DATA SHOWN

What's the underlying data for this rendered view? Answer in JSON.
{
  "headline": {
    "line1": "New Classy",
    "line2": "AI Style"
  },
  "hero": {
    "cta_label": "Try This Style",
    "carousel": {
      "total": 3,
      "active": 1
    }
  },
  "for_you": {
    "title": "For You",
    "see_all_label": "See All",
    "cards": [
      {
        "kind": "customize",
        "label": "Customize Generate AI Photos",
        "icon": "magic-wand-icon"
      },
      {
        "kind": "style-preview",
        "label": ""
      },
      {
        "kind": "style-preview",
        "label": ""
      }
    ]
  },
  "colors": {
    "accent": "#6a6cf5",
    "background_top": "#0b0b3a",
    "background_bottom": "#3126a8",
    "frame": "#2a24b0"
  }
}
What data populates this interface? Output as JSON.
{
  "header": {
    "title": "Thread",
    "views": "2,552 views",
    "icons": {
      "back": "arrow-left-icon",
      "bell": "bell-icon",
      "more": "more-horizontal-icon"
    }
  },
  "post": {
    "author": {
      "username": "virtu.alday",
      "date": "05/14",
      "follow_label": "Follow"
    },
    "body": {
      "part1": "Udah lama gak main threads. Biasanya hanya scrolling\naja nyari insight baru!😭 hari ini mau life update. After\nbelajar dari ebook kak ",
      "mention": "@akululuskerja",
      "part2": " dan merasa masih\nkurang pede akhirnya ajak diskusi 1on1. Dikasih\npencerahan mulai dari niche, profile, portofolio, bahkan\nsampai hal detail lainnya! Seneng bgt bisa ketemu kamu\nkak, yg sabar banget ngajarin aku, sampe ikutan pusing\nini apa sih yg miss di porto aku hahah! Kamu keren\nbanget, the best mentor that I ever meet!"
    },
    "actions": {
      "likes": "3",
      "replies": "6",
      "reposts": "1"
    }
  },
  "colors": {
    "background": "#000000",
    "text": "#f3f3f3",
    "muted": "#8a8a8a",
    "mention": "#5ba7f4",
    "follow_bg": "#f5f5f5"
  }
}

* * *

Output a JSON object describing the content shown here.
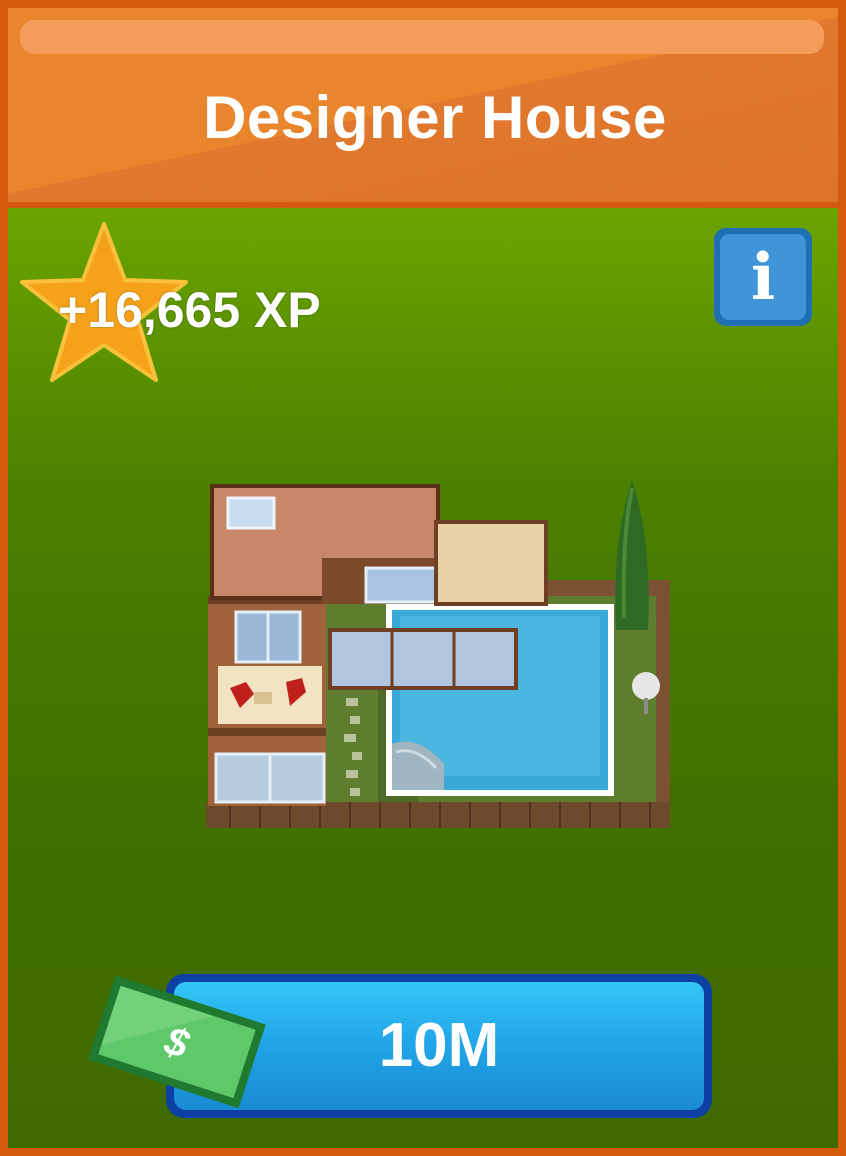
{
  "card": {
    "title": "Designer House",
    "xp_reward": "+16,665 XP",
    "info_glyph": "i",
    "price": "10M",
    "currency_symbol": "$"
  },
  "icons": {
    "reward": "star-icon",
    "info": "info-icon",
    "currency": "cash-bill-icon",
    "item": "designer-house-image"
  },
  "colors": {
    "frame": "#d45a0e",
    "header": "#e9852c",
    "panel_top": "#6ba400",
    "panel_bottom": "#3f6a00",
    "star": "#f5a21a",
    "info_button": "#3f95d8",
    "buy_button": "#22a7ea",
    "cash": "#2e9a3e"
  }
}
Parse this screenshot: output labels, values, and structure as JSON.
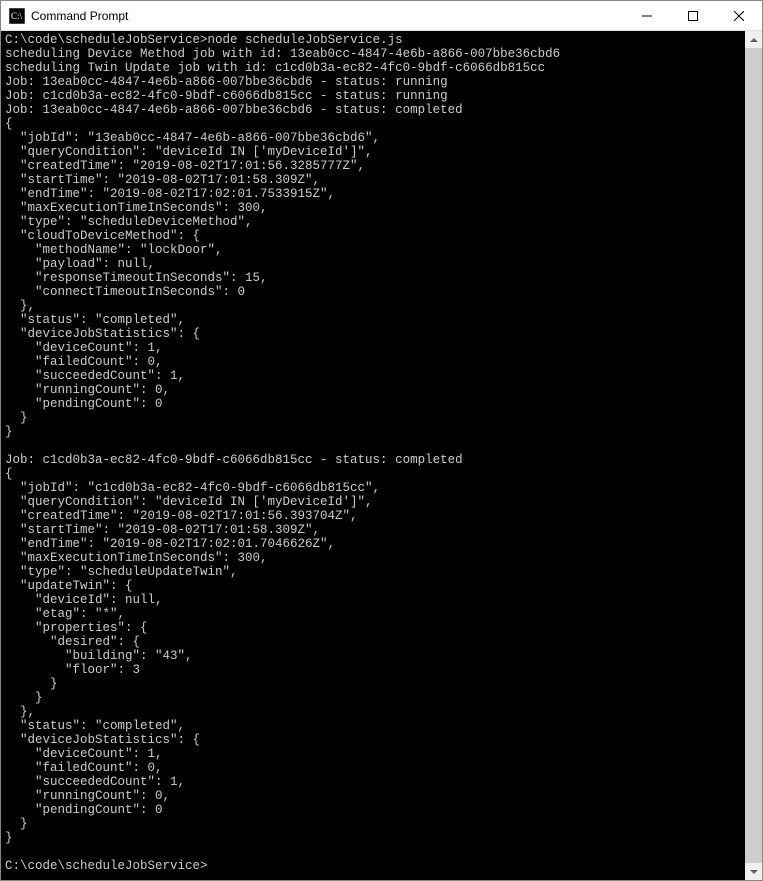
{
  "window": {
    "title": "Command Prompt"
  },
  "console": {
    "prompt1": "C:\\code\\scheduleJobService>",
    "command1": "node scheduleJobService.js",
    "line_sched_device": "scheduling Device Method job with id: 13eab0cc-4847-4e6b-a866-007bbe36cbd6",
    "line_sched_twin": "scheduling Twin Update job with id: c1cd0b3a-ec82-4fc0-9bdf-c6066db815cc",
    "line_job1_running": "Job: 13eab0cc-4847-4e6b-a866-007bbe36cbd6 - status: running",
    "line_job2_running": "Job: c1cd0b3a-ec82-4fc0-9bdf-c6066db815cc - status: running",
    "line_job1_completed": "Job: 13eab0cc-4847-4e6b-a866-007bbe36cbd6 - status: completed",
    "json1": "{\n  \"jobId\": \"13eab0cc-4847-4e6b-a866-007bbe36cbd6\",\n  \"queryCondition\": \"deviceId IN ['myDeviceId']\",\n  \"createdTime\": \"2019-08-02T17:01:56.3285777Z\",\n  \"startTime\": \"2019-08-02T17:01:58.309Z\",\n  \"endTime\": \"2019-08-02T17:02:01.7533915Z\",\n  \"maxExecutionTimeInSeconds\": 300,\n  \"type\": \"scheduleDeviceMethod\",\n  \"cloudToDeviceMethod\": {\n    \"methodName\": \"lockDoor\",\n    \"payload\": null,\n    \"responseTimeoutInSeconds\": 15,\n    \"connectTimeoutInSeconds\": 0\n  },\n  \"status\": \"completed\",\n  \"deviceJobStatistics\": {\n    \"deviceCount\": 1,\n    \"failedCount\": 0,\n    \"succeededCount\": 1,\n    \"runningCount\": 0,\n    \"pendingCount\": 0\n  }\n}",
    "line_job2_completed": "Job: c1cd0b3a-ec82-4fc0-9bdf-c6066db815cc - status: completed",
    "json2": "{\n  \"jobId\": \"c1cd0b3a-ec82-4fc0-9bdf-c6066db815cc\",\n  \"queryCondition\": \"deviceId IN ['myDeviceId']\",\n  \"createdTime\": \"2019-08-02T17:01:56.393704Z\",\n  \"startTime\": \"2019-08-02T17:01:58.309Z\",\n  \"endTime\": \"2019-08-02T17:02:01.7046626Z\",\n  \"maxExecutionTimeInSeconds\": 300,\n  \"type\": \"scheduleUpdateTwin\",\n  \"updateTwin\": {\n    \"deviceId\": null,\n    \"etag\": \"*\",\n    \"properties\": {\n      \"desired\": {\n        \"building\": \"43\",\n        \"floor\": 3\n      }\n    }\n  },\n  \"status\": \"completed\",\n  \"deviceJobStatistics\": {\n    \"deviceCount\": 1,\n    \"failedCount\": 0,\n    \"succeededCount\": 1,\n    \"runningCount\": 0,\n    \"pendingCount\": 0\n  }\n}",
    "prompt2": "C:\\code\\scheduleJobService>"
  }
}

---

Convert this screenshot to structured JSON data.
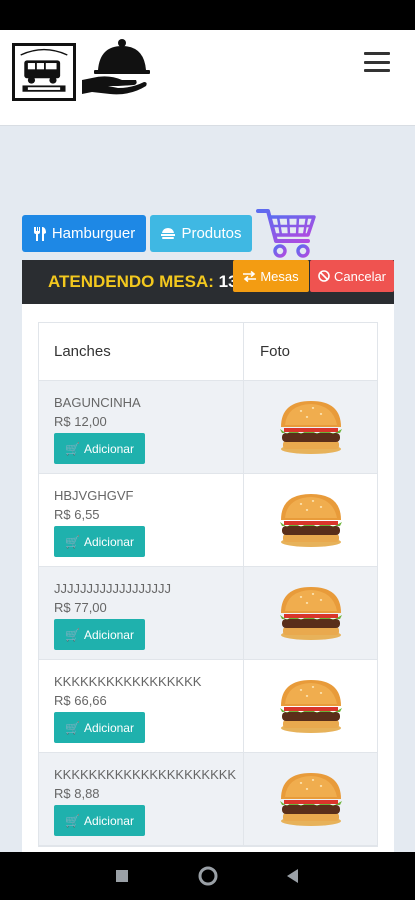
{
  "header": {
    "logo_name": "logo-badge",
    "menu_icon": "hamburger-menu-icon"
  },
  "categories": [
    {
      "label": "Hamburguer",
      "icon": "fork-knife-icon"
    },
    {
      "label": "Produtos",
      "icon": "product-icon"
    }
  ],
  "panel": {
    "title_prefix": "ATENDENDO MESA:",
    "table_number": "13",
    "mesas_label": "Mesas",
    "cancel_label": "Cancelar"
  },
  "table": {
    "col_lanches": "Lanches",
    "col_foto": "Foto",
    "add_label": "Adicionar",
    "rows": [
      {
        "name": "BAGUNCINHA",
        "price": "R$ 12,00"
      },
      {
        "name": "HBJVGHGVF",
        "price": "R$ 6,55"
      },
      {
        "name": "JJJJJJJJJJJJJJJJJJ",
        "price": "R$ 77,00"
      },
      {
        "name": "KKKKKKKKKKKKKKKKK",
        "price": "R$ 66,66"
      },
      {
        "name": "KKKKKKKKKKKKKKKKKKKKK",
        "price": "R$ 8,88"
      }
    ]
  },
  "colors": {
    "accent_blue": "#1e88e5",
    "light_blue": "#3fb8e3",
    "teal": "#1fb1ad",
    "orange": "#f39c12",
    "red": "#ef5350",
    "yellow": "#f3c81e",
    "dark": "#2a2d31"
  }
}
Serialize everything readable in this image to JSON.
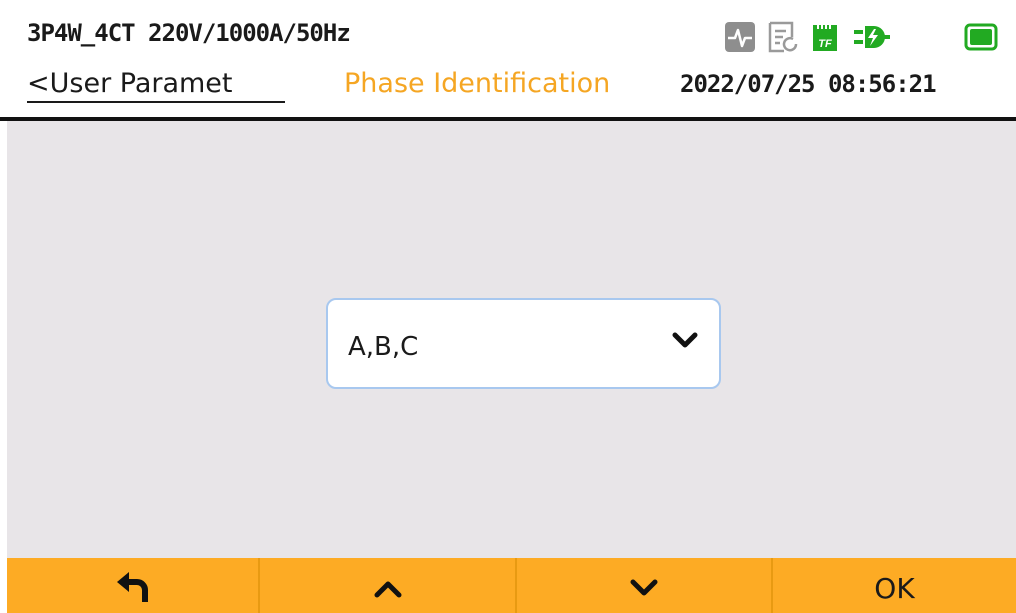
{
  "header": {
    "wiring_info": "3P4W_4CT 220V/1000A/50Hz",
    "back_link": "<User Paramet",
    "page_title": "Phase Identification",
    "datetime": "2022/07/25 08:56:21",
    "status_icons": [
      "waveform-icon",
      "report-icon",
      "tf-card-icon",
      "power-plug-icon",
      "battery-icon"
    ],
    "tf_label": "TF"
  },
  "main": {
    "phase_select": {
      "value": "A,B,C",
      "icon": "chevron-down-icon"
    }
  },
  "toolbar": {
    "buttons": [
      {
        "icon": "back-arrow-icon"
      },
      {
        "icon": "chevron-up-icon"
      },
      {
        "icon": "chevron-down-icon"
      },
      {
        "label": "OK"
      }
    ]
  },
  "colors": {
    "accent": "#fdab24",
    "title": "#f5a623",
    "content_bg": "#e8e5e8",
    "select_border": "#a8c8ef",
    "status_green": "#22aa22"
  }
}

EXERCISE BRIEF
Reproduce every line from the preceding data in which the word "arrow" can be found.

RESULT OF THE EXERCISE
      "back": "arrow-left-icon",
        "icon": "back-arrow-icon"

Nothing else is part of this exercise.